The Shepherd's Hollow experience starts as you wind your way off the highway. It's amazing how close the course is to two major roads - I-75 and the Dixie Highway - and how far away civilization seems. The long drive to the secluded clubhouse gives locals the feel of a northern Michigan resort.
As you creep through the towering pines and hardwoods, the beautiful 18th hole emerges - a 564-yard par-5, guarded by a small lake. Further up the road, pines also engulf the Southern-style clubhouse, sitting like a cabin in the back woods.
Grading scale Shepherd's Hollow is part of a trio of upscale designs in southeast Michigan managed by Mike Bylen, a local golf developer who's been a mover and shaker during Michigan's golf boom the last decade. Shepherd's is affiliated with the Pine Trace Golf Club in Rochester (also in Oakland County) and Cherry Creek Golf Club in Shelby Township, one of the state's best municipal courses.
Attempts to reach Bylen were unsuccessful, but he told the Michigan Golfer Magazine that it's "uncommon" to find a piece of property like Shepherd's Hollow still available for use.
"It is a very serene site. It is very much a sanctuary. That's the way it feels," he said.
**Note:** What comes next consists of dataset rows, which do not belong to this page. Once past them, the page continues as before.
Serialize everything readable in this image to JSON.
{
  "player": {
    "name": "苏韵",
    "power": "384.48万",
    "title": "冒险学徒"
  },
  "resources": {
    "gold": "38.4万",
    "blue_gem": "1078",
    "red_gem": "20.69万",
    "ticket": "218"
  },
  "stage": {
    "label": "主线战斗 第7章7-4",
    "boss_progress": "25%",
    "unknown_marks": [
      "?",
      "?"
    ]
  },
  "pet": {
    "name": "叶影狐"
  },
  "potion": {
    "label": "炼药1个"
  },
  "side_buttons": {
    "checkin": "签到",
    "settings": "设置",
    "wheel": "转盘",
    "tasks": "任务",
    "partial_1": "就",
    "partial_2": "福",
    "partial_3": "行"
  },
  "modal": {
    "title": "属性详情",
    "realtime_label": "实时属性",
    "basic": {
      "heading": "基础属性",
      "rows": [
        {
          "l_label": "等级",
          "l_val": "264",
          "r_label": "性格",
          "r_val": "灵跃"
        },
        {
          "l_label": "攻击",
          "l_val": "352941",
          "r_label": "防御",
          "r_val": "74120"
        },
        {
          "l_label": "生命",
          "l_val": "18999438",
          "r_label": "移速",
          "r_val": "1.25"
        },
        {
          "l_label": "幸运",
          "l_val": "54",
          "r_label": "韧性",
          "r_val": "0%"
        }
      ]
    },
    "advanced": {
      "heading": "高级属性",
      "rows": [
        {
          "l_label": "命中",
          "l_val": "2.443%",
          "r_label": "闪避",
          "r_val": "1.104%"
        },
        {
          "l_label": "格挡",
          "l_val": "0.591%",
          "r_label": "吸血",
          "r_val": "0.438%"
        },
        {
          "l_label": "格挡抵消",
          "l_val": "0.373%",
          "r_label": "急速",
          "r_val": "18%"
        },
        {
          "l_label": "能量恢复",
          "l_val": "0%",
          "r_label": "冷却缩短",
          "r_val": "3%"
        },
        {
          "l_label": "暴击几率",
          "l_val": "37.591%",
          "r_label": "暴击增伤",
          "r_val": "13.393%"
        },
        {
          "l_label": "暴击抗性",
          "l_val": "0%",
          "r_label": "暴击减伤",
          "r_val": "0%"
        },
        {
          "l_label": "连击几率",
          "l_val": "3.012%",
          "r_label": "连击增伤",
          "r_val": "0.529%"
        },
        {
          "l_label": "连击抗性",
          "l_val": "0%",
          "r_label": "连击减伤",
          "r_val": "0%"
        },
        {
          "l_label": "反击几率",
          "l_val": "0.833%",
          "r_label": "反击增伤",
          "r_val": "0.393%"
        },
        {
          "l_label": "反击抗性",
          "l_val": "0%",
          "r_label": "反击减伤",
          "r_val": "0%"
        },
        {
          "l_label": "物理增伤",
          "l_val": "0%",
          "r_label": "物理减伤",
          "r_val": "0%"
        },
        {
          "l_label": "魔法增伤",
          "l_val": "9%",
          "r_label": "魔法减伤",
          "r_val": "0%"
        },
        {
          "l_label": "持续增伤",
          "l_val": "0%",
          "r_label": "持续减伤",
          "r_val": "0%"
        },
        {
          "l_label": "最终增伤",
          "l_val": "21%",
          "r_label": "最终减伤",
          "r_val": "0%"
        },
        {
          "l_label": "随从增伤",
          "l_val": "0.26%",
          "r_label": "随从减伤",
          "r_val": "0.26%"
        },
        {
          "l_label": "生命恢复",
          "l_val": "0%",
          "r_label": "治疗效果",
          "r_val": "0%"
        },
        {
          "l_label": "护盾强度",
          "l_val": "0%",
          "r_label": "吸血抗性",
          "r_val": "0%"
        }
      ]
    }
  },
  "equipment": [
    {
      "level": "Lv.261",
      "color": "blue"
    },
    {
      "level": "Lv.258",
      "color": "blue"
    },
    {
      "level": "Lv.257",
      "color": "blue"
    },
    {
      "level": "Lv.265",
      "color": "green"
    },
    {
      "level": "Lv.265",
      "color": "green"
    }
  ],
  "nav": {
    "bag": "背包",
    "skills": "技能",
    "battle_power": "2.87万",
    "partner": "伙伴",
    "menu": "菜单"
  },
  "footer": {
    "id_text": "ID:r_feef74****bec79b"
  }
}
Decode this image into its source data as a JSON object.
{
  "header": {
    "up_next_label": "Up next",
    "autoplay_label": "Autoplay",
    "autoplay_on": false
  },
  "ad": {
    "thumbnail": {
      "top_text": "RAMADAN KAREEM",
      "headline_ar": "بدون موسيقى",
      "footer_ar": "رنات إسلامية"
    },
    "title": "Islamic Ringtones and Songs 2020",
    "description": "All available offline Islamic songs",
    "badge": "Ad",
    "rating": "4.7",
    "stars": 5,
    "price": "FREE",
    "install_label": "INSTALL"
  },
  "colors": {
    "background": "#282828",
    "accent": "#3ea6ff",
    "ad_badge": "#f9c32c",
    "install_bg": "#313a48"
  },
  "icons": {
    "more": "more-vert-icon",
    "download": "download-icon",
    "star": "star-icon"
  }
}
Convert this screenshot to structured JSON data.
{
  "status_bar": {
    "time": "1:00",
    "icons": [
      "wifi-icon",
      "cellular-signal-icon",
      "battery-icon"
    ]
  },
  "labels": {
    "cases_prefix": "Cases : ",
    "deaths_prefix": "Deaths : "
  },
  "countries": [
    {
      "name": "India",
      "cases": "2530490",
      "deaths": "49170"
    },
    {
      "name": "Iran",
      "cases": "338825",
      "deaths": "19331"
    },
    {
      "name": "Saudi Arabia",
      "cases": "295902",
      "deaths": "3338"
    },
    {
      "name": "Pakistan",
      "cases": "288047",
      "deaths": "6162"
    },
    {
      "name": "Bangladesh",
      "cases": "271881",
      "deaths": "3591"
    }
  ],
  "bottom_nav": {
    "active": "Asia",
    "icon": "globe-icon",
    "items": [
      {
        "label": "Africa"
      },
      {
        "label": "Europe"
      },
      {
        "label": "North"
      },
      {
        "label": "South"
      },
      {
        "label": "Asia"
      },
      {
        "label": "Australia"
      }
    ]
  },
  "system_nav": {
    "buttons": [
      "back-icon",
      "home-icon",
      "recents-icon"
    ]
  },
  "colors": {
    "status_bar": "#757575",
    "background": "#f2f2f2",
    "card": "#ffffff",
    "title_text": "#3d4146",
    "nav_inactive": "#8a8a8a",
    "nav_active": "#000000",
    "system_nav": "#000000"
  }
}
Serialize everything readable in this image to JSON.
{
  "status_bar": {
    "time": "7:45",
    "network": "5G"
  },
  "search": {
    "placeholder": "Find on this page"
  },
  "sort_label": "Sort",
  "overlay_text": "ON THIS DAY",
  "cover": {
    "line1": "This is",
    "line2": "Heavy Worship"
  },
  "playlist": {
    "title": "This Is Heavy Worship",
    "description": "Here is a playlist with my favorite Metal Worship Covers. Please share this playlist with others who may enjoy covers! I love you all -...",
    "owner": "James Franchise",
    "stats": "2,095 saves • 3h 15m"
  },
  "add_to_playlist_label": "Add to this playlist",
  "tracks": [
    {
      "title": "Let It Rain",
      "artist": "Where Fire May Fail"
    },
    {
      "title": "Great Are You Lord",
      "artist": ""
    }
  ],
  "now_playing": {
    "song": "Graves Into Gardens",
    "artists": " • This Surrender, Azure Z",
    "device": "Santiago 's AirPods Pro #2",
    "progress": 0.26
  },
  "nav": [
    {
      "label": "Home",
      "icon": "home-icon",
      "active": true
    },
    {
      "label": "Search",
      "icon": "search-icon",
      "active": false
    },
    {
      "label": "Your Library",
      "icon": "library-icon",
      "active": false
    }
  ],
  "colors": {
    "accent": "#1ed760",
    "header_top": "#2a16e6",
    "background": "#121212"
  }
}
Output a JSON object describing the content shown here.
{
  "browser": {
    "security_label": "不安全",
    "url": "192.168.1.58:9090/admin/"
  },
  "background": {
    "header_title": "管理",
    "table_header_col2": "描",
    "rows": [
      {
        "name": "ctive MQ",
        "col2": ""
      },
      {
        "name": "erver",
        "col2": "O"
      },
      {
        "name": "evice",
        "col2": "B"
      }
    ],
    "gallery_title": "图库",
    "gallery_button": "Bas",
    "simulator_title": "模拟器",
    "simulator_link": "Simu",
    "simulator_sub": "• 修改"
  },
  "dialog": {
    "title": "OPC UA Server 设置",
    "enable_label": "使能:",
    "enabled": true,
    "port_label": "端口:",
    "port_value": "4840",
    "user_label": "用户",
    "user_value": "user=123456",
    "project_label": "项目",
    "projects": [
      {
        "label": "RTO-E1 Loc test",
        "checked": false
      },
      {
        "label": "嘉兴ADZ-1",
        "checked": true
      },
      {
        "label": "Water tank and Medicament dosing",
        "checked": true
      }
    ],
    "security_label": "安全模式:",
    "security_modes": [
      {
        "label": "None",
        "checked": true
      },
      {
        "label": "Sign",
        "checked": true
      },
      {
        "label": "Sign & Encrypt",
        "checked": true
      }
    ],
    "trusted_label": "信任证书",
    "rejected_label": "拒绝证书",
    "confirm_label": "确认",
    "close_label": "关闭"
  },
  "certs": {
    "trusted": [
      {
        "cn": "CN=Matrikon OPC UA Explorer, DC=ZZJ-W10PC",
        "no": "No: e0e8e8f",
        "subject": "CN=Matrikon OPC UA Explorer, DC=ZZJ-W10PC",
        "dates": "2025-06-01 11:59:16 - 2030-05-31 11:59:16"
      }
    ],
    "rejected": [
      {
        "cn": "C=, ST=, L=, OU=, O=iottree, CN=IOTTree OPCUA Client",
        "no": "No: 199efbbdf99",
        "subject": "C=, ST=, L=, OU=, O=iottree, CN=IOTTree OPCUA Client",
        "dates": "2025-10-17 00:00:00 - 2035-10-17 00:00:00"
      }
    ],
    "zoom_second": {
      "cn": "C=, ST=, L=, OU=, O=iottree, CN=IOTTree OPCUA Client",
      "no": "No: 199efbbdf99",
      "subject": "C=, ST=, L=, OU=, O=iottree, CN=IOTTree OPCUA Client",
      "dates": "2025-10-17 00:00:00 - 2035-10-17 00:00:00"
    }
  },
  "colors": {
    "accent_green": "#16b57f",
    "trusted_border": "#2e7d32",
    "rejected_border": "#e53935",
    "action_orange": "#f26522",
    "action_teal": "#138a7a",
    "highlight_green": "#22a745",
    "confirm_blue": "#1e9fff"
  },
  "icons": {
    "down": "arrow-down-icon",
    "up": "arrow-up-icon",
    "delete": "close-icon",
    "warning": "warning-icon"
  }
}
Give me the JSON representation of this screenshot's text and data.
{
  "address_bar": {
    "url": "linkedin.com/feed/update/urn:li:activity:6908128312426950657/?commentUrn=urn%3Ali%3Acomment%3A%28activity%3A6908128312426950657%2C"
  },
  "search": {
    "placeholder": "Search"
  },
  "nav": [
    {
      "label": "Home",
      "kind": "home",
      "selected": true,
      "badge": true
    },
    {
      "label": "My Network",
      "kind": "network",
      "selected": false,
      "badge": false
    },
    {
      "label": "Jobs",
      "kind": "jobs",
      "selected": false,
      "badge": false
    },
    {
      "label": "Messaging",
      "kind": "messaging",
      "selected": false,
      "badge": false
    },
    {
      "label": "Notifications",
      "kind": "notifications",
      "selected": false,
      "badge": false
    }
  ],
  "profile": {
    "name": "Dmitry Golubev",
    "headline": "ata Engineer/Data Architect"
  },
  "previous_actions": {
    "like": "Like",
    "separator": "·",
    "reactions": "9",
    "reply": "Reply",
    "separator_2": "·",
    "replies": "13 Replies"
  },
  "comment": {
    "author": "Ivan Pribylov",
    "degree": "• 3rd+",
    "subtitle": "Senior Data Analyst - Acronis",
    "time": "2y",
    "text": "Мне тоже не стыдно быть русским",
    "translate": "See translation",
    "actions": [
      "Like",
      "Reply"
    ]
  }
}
Each nine plays to at least 3,585 yards. Four ponds speckle the property, but don't dominate the course.
There was enough land to build 36 holes, but developers wanted to make the site unique, keeping holes far enough apart to provide some privacy and a chance to bond with nature. Four sets of tees and wide, rolling fairways allow weekend players the chance to tackle the brute with enough success to keep from getting frustrated. With the varied topography DeForrest brags about, no two holes are the same.
The second hole welcomes players to taste the course's appeal. It plays 188 yards, all downhill over a bunker with a huge ridge that blocks the view of the front half of the green. No. 3 is a short par-4 of 345 yards that plays all uphill between a horde of bunkers, which are unique to the course.
"The bunker style there is different than any Arthur Hills course," DeForrest said. "(Mike Bylen) wanted a different look with the sand higher on the faces. The look is distinctive in that setting between all the trees."
Although surrounded by plenty of other noteworthy holes, the closing holes to the back nine are brimming with personality. No. 15 is a dainty 354 yards from the tips, but the hole doglegs hard right. A precise tee shot must be played between three bunkers to leave a short approach for a possible birdie.
Take advantage because a bogey or worse might be staring you in the face at the 449-yard, par-4 16th, which demands a blind tee shot to another fairway that doglegs to the right. After a daring 179-yard par-3, guarded on the left side by water, the thrilling 18th awaits.
The price is steeper than most -- $75 Monday through Thursday and $85 on weekends - but the experience is worth it. A weekday price of $60 for a tee time before 10 a.m. is truly a steal for golf in Oakland County, which tends to be overpriced.
When asked what people have told him they like about the course, head pro Marty McCabe confidently answered: "Everything."
"People say it's off the charts," he said. "We've been fortunate. Nobody has had any complaints."
January 3, 2003